--- Exercise details ---
Write out the records once more, exactly as given.

--- Records for the task ---
☆ ☆ ☆ ☆ ☆

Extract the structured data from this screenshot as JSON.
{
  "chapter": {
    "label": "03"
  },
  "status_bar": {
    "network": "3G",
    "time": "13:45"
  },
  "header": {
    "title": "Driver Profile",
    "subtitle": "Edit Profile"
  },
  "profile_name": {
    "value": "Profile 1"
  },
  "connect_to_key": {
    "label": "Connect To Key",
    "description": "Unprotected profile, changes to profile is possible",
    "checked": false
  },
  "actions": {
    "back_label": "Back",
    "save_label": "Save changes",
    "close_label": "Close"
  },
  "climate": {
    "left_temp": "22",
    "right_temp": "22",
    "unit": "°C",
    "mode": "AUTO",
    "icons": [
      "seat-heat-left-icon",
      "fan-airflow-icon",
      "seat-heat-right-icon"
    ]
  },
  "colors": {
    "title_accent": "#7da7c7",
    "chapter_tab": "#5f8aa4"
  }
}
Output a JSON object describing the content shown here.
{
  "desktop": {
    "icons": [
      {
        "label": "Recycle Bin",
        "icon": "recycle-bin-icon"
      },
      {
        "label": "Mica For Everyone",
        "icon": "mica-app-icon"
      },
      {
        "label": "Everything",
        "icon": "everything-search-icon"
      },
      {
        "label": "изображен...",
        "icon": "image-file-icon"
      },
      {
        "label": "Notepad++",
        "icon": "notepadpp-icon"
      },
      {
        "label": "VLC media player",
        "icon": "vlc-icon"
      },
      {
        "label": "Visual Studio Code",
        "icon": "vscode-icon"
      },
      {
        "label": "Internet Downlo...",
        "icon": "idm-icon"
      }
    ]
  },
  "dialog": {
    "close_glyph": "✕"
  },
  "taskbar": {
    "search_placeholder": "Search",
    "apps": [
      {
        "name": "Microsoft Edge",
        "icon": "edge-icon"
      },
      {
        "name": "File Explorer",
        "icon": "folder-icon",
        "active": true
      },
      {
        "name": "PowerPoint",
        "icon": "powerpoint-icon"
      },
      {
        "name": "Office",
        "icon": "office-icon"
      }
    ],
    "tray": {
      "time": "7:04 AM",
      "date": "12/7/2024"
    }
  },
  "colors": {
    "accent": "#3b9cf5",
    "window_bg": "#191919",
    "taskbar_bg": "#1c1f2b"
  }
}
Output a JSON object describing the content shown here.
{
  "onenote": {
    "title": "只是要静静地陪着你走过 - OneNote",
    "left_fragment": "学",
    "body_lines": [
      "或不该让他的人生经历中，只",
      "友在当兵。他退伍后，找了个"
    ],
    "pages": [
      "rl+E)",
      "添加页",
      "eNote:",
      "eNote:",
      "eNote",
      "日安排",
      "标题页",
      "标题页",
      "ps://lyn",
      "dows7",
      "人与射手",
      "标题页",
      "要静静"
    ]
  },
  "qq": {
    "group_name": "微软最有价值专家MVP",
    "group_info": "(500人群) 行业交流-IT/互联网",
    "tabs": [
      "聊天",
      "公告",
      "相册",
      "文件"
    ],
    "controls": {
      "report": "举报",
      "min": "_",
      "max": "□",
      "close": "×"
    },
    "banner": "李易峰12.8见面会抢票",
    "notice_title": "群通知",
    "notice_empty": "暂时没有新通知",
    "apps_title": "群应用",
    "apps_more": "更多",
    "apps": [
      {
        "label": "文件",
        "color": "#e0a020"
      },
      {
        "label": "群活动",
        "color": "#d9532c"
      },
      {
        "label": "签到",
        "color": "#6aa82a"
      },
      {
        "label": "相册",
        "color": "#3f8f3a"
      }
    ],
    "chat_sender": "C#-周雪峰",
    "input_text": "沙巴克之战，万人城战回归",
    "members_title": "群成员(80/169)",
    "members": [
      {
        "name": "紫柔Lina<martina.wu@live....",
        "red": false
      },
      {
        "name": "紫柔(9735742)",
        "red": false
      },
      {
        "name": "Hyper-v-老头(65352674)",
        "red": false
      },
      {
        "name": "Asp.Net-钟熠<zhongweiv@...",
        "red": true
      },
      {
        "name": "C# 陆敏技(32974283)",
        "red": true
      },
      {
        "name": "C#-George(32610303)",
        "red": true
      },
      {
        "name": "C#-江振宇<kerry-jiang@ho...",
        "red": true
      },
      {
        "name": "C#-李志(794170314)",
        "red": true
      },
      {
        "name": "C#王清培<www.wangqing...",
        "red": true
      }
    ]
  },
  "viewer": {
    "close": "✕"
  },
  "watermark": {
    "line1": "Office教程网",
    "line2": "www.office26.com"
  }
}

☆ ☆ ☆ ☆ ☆

--- Answer to this problem ---
Extract the structured data from this screenshot as JSON.
{
  "chapter": {
    "label": "03"
  },
  "status_bar": {
    "network": "3G",
    "time": "13:45"
  },
  "header": {
    "title": "Driver Profile",
    "subtitle": "Edit Profile"
  },
  "profile_name": {
    "value": "Profile 1"
  },
  "connect_to_key": {
    "label": "Connect To Key",
    "description": "Unprotected profile, changes to profile is possible",
    "checked": false
  },
  "actions": {
    "back_label": "Back",
    "save_label": "Save changes",
    "close_label": "Close"
  },
  "climate": {
    "left_temp": "22",
    "right_temp": "22",
    "unit": "°C",
    "mode": "AUTO",
    "icons": [
      "seat-heat-left-icon",
      "fan-airflow-icon",
      "seat-heat-right-icon"
    ]
  },
  "colors": {
    "title_accent": "#7da7c7",
    "chapter_tab": "#5f8aa4"
  }
}
Output a JSON object describing the content shown here.
{
  "desktop": {
    "icons": [
      {
        "label": "Recycle Bin",
        "icon": "recycle-bin-icon"
      },
      {
        "label": "Mica For Everyone",
        "icon": "mica-app-icon"
      },
      {
        "label": "Everything",
        "icon": "everything-search-icon"
      },
      {
        "label": "изображен...",
        "icon": "image-file-icon"
      },
      {
        "label": "Notepad++",
        "icon": "notepadpp-icon"
      },
      {
        "label": "VLC media player",
        "icon": "vlc-icon"
      },
      {
        "label": "Visual Studio Code",
        "icon": "vscode-icon"
      },
      {
        "label": "Internet Downlo...",
        "icon": "idm-icon"
      }
    ]
  },
  "dialog": {
    "close_glyph": "✕"
  },
  "taskbar": {
    "search_placeholder": "Search",
    "apps": [
      {
        "name": "Microsoft Edge",
        "icon": "edge-icon"
      },
      {
        "name": "File Explorer",
        "icon": "folder-icon",
        "active": true
      },
      {
        "name": "PowerPoint",
        "icon": "powerpoint-icon"
      },
      {
        "name": "Office",
        "icon": "office-icon"
      }
    ],
    "tray": {
      "time": "7:04 AM",
      "date": "12/7/2024"
    }
  },
  "colors": {
    "accent": "#3b9cf5",
    "window_bg": "#191919",
    "taskbar_bg": "#1c1f2b"
  }
}
Output a JSON object describing the content shown here.
{
  "onenote": {
    "title": "只是要静静地陪着你走过 - OneNote",
    "left_fragment": "学",
    "body_lines": [
      "或不该让他的人生经历中，只",
      "友在当兵。他退伍后，找了个"
    ],
    "pages": [
      "rl+E)",
      "添加页",
      "eNote:",
      "eNote:",
      "eNote",
      "日安排",
      "标题页",
      "标题页",
      "ps://lyn",
      "dows7",
      "人与射手",
      "标题页",
      "要静静"
    ]
  },
  "qq": {
    "group_name": "微软最有价值专家MVP",
    "group_info": "(500人群) 行业交流-IT/互联网",
    "tabs": [
      "聊天",
      "公告",
      "相册",
      "文件"
    ],
    "controls": {
      "report": "举报",
      "min": "_",
      "max": "□",
      "close": "×"
    },
    "banner": "李易峰12.8见面会抢票",
    "notice_title": "群通知",
    "notice_empty": "暂时没有新通知",
    "apps_title": "群应用",
    "apps_more": "更多",
    "apps": [
      {
        "label": "文件",
        "color": "#e0a020"
      },
      {
        "label": "群活动",
        "color": "#d9532c"
      },
      {
        "label": "签到",
        "color": "#6aa82a"
      },
      {
        "label": "相册",
        "color": "#3f8f3a"
      }
    ],
    "chat_sender": "C#-周雪峰",
    "input_text": "沙巴克之战，万人城战回归",
    "members_title": "群成员(80/169)",
    "members": [
      {
        "name": "紫柔Lina<martina.wu@live....",
        "red": false
      },
      {
        "name": "紫柔(9735742)",
        "red": false
      },
      {
        "name": "Hyper-v-老头(65352674)",
        "red": false
      },
      {
        "name": "Asp.Net-钟熠<zhongweiv@...",
        "red": true
      },
      {
        "name": "C# 陆敏技(32974283)",
        "red": true
      },
      {
        "name": "C#-George(32610303)",
        "red": true
      },
      {
        "name": "C#-江振宇<kerry-jiang@ho...",
        "red": true
      },
      {
        "name": "C#-李志(794170314)",
        "red": true
      },
      {
        "name": "C#王清培<www.wangqing...",
        "red": true
      }
    ]
  },
  "viewer": {
    "close": "✕"
  },
  "watermark": {
    "line1": "Office教程网",
    "line2": "www.office26.com"
  }
}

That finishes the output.